In Kémo, MSF started supporting Dekoua parish clinic in May, following clashes that displaced civilians. Activities focused on outpatient consultations, assisting births and treating malnutrition. MSF also conducted mobile clinics. More than 5,500 consultations were undertaken, mostly for young children. The project closed in August when people left the area.
Teams offered a comprehensive package of healthcare in Carnot, Mambéré-Kadéï, in a longstanding project, carrying out over 49,000 consultations during the year. Approximately 500 Muslims from Carnot have taken refuge in a church in the city; more than 4,470 consultations were provided to them through a regular mobile clinic.
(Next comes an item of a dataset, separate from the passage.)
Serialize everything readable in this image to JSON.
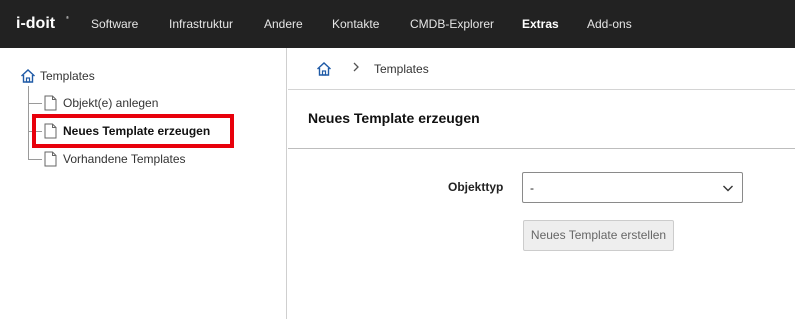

Access to general healthcare
MSF opened a hospital-based project in Bozoum, Ouham-Pendé, in January but closed it in March, as people felt safer visiting the nearer health centres. In Bocaranga, MSF ran a project between May and September to treat children under five during the annual malaria peak, and mobile clinics visited the northwest of the country. The comprehensive healthcare project in Paoua has been operating for many years and the team carried out some 71,400 consultations there in 2014.
In late February, MSF started working at the 80-bed referral hospital in Bangassou, the capital of Mbomou prefecture, where services had been severely disrupted. Basic and specialist healthcare, including internal medicine, maternity, paediatric and surgical services, were available. From May, MSF supported the 30-bed hospital in Ouango and rehabilitated its maternity, paediatric, internal medicine and surgery wards, as well as the operating theatre and the laboratory. The Ouango hospital was supported by MSF temporarily between May and October.
MSF also provided comprehensive healthcare to children under 15 in the refurbished hospital in Bria, Haute-Kotto, where there are high rates of malaria and malnutrition. More than 48,000 consultations were undertaken, and an average of 80 children were admitted to hospital each week.
A programme of basic and specialist healthcare at Ndele hospital, Bamingui-Bangoran, and four nearby health centres continued. Staff saw a significant increase in patients with violence-related injuries.
MSF remained the main healthcare provider for those living in the east of the country in Haut Mbomou. Health facilities are scarce in this prefecture and people travel up to 200 kilometres to reach the main health centre in Zémio and four outlying health posts.